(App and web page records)
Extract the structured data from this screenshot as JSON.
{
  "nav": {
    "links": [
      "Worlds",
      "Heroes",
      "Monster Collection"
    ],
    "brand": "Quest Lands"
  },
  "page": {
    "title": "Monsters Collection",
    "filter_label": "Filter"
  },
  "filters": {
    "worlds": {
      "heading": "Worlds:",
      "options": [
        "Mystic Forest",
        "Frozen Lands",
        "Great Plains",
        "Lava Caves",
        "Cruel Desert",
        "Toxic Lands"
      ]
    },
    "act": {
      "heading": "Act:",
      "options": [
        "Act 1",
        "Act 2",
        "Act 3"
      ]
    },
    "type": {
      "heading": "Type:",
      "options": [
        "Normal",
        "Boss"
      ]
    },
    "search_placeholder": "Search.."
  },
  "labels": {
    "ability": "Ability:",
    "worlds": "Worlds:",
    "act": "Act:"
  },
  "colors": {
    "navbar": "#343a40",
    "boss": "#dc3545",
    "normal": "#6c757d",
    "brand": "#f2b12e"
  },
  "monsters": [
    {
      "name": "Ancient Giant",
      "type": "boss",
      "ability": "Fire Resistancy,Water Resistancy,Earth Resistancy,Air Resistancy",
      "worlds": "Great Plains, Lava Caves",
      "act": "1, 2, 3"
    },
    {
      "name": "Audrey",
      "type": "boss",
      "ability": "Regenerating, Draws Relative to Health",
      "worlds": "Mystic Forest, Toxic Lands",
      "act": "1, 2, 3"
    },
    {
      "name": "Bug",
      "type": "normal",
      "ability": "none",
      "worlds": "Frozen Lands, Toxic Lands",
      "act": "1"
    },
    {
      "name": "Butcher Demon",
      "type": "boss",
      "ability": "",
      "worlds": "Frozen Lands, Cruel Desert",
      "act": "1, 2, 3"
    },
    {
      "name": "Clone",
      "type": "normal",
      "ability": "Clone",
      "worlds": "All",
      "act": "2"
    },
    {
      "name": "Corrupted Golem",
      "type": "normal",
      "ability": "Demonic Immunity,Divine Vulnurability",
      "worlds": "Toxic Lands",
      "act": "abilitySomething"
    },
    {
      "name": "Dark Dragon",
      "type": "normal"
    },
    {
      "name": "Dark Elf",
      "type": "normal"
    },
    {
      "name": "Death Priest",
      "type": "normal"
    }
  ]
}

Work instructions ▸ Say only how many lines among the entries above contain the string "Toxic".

Finished task ▸ 4